Family: Secoviridae

Genus: Sadwavirus


Distinguishing features

Members of the genus Sadwavirus have a bipartite genome, one or two capsid proteins (CPs), and some of them are transmitted by aphids; phylogenetic analysis places members of this genus as a distinct lineage of the family Secoviridae, close to the members of the sub-family Comovirinae. The genus Sadwavirus was recently reorganized to consist of three subgenera: Satsumavirus, Stramovirus and Cholivirus (Sanfaçon et al., 2020).


See discussion under family description

Genome organisation and replication

Similar to comoviruses, satsuma dwarf virus (subgenus Satsumavirus) has two CPs, one large and one small, but other members of the genus Sadwavirus (subgenera Stramovirus and Cholivirus) have a single CP (Iwanami 2008). The genome of sadwaviruses is bipartite and the genomic organization is similar to that of comoviruses, although a N-terminus coding domain seems to be lacking within the polyprotein encoded by RNA2. The proteinase of sadwaviruses is distinct from that of other viruses in the family in that it does not have a conserved His or Leu in the active site.
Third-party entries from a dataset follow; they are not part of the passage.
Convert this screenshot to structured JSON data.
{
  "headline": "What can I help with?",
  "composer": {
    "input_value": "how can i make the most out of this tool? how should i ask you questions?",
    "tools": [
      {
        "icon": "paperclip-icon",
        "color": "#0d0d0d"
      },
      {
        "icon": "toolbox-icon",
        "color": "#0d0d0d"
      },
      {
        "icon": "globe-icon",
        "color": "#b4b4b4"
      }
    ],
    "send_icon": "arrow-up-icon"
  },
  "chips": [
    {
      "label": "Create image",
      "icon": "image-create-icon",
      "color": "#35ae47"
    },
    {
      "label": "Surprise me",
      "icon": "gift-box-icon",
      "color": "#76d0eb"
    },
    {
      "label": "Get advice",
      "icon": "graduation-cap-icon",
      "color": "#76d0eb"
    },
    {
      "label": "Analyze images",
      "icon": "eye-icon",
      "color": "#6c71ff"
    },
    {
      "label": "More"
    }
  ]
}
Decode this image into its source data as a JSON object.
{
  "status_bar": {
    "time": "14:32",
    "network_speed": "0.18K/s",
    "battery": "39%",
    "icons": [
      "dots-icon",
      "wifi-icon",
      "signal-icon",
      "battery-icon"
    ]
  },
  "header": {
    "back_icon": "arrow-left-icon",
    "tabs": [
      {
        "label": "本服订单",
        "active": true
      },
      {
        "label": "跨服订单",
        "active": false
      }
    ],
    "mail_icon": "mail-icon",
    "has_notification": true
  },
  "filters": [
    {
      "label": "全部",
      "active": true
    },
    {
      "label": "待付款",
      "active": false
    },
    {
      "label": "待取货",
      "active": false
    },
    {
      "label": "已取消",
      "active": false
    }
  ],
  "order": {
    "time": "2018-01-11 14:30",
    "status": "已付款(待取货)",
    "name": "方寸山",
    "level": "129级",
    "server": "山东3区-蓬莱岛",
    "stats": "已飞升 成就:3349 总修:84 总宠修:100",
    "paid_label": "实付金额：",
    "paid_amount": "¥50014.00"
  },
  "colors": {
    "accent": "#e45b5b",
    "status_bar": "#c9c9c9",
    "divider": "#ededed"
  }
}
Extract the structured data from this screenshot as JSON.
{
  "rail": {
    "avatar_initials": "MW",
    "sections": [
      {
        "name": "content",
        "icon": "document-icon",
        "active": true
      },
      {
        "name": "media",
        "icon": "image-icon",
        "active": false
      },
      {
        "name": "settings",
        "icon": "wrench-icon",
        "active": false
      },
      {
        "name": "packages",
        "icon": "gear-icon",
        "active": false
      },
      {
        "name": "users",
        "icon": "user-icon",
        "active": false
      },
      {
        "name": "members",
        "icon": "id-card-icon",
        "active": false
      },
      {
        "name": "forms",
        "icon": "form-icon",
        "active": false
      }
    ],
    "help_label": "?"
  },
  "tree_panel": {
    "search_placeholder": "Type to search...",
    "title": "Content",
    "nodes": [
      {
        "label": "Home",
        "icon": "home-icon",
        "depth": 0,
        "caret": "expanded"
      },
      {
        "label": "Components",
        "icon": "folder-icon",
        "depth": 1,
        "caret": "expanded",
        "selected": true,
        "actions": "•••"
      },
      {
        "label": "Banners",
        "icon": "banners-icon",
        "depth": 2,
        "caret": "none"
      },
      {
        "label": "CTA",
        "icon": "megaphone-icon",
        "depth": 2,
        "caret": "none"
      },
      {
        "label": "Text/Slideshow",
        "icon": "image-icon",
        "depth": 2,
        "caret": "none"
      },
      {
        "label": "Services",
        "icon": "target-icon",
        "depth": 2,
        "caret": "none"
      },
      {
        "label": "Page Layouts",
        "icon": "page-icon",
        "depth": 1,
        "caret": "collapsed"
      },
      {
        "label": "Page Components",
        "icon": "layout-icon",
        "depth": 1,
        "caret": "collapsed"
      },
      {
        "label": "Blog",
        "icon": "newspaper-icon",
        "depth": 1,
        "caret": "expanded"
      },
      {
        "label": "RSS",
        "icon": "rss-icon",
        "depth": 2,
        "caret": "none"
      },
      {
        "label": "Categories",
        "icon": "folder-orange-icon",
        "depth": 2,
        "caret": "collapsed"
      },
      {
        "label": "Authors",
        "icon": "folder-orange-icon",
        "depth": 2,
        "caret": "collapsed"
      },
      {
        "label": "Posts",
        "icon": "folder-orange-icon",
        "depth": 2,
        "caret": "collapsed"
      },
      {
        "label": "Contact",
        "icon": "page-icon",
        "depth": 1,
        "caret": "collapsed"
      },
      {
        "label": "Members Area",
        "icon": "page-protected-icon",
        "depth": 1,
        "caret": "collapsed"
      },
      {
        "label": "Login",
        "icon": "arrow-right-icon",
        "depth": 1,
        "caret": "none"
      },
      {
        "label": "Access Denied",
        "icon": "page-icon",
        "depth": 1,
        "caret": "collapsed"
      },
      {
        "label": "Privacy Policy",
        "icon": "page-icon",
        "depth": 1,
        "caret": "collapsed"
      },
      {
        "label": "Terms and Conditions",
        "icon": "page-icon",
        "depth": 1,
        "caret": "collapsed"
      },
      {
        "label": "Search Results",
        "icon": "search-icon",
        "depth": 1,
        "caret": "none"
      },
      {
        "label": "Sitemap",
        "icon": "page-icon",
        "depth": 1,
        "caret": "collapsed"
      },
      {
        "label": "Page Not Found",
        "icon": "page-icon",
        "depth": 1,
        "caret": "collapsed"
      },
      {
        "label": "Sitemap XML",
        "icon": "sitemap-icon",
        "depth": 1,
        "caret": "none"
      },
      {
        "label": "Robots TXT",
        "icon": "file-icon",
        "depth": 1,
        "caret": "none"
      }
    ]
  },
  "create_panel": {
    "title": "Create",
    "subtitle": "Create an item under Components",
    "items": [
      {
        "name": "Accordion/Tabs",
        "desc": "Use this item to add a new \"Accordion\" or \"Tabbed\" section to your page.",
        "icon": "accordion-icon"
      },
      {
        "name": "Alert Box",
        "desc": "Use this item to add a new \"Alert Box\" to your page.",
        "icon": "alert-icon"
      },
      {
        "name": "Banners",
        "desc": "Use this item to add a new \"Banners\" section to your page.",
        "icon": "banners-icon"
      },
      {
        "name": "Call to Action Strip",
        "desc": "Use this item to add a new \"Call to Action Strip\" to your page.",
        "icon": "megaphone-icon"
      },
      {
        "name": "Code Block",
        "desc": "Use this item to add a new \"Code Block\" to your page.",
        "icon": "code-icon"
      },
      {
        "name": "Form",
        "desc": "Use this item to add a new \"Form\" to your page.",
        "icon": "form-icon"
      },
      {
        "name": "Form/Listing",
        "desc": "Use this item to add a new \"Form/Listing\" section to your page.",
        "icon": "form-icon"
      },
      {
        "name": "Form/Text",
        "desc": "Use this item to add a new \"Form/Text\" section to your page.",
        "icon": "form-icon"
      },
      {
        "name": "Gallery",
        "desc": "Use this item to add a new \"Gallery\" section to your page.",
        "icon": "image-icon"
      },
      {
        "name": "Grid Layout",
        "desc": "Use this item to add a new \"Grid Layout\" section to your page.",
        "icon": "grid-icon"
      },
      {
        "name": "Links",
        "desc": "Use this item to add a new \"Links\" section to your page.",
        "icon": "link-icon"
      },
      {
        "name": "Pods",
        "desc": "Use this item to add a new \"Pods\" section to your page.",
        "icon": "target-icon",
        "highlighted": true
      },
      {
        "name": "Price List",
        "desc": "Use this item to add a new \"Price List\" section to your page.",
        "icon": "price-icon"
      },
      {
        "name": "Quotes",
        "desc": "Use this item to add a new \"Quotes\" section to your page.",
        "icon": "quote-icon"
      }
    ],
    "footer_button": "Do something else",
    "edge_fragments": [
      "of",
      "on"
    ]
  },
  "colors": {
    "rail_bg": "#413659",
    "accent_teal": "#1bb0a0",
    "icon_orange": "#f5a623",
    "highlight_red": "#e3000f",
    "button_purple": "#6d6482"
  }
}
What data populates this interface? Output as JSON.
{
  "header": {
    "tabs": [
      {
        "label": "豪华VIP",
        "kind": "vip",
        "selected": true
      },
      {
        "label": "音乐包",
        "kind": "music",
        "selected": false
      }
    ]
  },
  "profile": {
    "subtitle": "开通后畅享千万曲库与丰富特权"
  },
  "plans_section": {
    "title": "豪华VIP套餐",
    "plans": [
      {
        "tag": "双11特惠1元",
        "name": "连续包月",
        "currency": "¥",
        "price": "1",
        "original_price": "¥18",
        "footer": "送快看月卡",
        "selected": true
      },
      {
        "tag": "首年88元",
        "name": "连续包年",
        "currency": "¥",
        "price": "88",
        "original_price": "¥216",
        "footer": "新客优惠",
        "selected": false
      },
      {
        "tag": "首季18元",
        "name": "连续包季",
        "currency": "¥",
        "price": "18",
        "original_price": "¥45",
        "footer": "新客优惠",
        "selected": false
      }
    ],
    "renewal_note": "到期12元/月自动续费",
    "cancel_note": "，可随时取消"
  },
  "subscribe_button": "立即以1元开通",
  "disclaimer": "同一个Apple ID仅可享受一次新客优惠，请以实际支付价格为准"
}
In addition, the cleavage sites recognized by sadwavirus proteinases are unique with an A or a T at the −1 position (Table 3.Secoviridae). In contrast to comoviruses, there is no evidence that two overlapping polyproteins are encoded by RNA2. Similar to some nepoviruses, extensive sequence identity between RNA1 and RNA2 are found in the 5ʹ-UTRs, as well as in the 5ʹ-end of the putative coding region.


See discussion under family description

Species demarcation criteria

This is only a single species genus.